Yes, the image is twice as big...if the magnification is true x2. More expensive scopes will be more true to power. Check my math, if you like trigonometry, but here it is.
A 1m target at 100m will have an apparent angle of 0.573 degrees.
A 1m target at 50m will have an apparent angle of 1.146 degrees.
So when the target appears 1/2 the distance, the angle to the target is twice as big. But when we think about objects doubling in size, we really expect it to double in all dimensions. That would be 4 times larger (your target is 2 dimensional in your scope focal plane).
The answer is yes, x2 power optics are not very powerful. A target at 50m is still pretty small with a red dot aim point. The usefulness of a red dot at distance also depends on the size of the dot. Some people prefer small MOA dots so they can hit farther targets more easily. Some people like larger MOA dots so they an see it more easily, but shoot shorter distances. An experienced rifle shooter can learn to center a large sight on a small target. When I shot 600m (iron sights), the front sight post was about 3 times wider than the bullseye.

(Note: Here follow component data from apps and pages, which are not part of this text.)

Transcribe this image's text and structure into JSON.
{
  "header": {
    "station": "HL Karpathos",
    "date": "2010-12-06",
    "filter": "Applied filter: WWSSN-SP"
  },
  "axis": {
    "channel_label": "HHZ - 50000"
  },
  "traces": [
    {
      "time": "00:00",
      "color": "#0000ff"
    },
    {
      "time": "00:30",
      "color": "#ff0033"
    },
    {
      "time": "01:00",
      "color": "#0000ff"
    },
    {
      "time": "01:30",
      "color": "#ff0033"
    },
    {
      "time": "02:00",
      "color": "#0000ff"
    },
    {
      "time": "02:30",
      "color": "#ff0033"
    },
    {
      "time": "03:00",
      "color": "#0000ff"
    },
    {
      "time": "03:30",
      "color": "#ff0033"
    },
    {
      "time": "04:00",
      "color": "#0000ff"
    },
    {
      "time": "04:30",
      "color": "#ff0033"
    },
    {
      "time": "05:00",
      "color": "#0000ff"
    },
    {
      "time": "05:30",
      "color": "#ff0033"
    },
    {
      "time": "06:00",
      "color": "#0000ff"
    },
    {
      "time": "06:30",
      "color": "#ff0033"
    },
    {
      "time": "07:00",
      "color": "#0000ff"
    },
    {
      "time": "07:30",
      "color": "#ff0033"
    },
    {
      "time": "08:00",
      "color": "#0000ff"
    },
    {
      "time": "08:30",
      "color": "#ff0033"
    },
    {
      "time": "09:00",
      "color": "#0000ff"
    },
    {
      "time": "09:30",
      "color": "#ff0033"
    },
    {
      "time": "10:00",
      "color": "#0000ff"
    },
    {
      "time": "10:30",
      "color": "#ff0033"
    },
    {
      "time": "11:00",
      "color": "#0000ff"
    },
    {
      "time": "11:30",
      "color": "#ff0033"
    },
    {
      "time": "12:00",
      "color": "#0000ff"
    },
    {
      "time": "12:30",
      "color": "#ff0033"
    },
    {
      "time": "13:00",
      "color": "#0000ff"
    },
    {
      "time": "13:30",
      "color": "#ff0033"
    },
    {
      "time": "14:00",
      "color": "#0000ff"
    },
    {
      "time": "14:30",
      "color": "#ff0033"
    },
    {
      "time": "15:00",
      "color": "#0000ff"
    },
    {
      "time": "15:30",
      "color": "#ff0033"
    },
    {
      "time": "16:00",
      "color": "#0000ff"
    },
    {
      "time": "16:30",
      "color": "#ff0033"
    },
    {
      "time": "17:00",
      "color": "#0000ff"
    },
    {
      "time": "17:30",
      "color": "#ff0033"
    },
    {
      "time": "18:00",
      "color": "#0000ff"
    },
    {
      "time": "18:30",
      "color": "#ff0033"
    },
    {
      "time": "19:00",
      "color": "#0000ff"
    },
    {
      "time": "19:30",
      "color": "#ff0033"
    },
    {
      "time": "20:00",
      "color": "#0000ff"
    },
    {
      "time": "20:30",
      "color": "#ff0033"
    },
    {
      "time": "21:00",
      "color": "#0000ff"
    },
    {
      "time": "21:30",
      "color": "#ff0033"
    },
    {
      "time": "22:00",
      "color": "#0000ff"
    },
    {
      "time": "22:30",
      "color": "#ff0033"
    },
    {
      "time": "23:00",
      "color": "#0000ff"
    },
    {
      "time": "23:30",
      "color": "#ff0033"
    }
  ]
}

Red dots are easy to pick up when changing targets rapidly. They are for close work. If you want to see target detail at 100 yards, start at a x1-4 scope with a reticle designed for your intended use. x6 should be good to 200 yards. Most people like to over magnify.